Peter Wolf


Peter Wolf's Rootsy New Album Midnight Souvenirs Captures Late Night Magical Moments

Midnight Souvenirs...the heartbeat of secret love behind closeddoors...whispers in the dark long after the lights go downlow...melodies drifting in from a downtown honky-tonk. It's the beginning...or the end...and anything goes. Midnight Souvenirs, Peter Wolf's seventh solo album is a continuation of the singer-songwriter's distinctive and eclectic tales that brighten and interpret a world gone noir.

Following in the tracks of Wolf's Sleepless, which was honored by Rolling Stone Magazine as one of the '500 greatest albums of all-time,' the new collection gives hope to the love-wounded and promises “there's
still time for the midnight wine,” even if “sometimes you heal, sometimes you're scarred.”

Featuring duets with country legend and national treasure Merle Haggard, the soulfully transcending dynamic award winner Shelby Lynne, and the haunting and majestic voice of Neko Case, Midnight Souvenirs integrates and embraces rock, R & B, blues, folk and country in a way that has distinguished Wolf's storied career. Measurable are his decades as the leader and frenzied focal figure of the J. Geils Band, with whom he showcased his talents on such hits as “Centerfold,” “Freeze Frame,” “Love Stinks” and “Musta Got Lost.”

Wolf's musical roots precede rock and roll, and are personally entwined with friendships and performers such as the late Muddy Waters and John Lee Hooker, Aretha Franklin and Van Morrison.  His talents have continued into the music of tomorrow with tours and on-stage antics with the Rolling Stones, U2, Kid Rock,
and Bruce Springsteen.

Midnight Souvenirs was packed fair and square in the studio by Wolf and Kenny White, who also co-produced Sleepless and 1998's Fools Parade, celebrated as one of the "50 most influential albums of the '90s" by Rolling Stone Magazine.  Much like the material on those two discs, the majority of the new songs were co-written with Oscar winner Will Jennings, whose pen yielded Eric Clapton's “Tears From Heaven,” Steve Winwood's “Higher Love,” and Joe Cocker and Jennifer Warens duet “Up Where We Belong.”  

Also contributing to the album were songwritersAngelo Petraglia and Taylor Rhodes, whose songs have been recorded by Kings of Leon and Aerosmith. The 14 songs on the album range from the country blues of “Tragedy”—with Shelby Lynne—and the hard-rockin' “The Night Comes Down” (dedicated to the late Willy DeVille) to the bittersweet texture of “It's Too Late For Me” with Merle Haggard, and the punchline impact of vintage Philly roots R & B on “Overnight Lows.” Wolf and Neko Case deliver an eternal bouquet on “The Green Fields of

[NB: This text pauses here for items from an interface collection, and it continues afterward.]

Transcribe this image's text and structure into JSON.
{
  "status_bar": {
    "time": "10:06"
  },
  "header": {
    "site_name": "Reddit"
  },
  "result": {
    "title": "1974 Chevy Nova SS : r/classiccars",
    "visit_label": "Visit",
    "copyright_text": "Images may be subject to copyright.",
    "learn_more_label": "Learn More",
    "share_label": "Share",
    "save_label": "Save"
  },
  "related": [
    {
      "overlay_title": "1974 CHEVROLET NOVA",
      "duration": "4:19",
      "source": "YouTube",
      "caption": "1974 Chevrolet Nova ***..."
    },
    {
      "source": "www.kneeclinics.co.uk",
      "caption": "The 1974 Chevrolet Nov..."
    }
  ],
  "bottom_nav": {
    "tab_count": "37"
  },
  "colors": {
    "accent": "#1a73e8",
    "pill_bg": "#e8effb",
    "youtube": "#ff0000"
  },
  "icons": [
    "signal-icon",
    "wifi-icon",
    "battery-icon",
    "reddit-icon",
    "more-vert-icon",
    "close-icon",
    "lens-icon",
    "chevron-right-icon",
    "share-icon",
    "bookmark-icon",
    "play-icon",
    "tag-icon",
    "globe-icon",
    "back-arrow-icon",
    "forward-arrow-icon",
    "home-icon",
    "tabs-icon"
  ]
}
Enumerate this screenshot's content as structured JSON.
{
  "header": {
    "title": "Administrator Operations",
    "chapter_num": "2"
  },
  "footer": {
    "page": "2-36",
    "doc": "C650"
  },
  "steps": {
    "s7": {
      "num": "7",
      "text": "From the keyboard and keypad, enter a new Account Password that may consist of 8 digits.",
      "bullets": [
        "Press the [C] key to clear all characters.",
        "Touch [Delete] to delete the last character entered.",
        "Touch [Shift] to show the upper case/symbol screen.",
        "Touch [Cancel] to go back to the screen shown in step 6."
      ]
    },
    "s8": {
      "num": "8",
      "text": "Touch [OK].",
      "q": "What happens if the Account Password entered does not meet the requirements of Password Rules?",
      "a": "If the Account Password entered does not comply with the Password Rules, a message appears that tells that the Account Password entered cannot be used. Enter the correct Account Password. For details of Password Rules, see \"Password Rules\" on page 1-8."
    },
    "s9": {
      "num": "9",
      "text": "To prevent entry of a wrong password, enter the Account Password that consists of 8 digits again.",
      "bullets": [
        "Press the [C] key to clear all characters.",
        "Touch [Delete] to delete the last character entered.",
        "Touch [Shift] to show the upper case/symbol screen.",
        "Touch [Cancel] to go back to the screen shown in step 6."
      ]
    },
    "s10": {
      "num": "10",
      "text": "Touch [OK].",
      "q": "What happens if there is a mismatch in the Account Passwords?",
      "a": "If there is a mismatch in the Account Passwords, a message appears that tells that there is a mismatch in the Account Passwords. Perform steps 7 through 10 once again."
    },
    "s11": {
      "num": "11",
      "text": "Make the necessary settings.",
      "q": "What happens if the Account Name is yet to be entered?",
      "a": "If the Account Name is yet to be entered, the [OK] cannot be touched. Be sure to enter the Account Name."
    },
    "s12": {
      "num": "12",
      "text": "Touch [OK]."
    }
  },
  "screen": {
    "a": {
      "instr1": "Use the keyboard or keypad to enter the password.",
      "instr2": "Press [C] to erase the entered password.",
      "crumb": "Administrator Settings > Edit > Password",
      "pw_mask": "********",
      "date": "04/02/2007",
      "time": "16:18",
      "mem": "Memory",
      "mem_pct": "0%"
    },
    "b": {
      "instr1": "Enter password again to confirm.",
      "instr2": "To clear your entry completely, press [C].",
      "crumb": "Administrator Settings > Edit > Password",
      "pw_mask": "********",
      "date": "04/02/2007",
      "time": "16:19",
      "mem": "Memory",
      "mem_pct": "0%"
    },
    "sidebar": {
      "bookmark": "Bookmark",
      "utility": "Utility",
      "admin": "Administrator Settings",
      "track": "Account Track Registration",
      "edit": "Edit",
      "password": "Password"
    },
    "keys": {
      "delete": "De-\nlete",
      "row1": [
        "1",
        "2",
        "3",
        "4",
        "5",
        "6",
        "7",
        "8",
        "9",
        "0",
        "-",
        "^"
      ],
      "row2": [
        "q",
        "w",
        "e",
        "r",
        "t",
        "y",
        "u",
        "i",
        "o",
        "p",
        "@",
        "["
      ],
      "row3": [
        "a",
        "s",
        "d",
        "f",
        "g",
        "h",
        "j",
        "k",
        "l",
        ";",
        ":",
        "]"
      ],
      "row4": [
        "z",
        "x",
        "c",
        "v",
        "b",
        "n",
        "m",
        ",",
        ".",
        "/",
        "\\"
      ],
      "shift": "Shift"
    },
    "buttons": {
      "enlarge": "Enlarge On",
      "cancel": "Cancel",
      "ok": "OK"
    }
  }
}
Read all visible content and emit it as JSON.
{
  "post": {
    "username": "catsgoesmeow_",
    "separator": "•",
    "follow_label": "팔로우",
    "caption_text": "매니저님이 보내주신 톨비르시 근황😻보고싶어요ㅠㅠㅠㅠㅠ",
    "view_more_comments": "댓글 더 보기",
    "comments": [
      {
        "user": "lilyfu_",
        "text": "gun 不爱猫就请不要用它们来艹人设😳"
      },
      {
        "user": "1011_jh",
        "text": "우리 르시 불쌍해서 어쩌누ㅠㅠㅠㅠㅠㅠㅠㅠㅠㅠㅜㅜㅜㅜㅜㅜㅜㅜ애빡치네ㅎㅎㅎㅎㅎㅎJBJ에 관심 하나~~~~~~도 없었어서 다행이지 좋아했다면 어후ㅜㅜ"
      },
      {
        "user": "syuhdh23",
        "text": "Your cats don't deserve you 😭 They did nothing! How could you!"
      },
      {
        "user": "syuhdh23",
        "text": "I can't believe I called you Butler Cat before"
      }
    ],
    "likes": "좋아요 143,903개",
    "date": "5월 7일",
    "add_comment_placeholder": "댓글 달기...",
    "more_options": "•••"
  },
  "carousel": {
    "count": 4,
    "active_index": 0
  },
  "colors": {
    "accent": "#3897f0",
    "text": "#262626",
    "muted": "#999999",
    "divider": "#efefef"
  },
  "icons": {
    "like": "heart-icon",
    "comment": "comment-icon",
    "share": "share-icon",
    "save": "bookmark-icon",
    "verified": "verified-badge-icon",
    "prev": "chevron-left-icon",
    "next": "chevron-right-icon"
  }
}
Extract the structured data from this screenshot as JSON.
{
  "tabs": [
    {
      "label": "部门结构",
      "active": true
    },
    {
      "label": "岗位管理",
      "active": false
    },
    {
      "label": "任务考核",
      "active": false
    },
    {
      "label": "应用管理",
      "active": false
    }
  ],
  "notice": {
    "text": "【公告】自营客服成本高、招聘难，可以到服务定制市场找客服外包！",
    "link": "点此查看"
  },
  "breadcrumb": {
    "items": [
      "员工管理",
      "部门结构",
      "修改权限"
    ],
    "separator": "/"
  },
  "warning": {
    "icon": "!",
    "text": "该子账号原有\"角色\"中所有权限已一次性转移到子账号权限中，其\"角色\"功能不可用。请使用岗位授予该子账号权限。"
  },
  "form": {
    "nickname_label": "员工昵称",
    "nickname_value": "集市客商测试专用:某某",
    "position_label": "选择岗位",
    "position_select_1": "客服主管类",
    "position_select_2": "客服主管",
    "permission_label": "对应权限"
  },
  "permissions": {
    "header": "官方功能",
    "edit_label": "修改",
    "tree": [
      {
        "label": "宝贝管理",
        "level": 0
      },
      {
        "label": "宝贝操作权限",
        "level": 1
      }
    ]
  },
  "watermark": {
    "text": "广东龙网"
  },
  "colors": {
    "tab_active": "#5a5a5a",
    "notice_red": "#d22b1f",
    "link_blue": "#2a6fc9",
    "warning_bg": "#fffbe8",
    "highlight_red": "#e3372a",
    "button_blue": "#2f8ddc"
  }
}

The timelessness of Midnight Souvenirs spans decades and musical genres and travels into the after hours of silhouetted smoky clubs, as well as to the deep Delta of America’s South with its sounds of shake, rattle and roll. "I never obsess about the commercial aspectof my music, just like with my artwork," says Wolf, also an accomplishedpainter whose art world connections have included Norman Rockwell, Mark Rothko, Andy Warhol and Director David Lynch.

"What matters is if the painting is interesting to keep or show to somebody. It's the same with the songs; you hope people will make an emotional connection.  I absorb the influences and reshape them," he says. "The act of creation is what gives meaning to my life and keeps me going—in music and in art." That passion was evident, as Wolf pursued the project in studios from Boston to New York to Los Angeles. 

Night after night of midnight wine and of setting the scenes for the melodies of lost love, backroom laments and new expectations. Midnight Souvenirs...the black leather pants and high-topped boots that minutes ago walked the rain-splattered streets are now piled on an overstuffed chair.  In the deep background is the love of love and the love of music.  Hear these nocturnal fourteen soul-stirring segments of sound.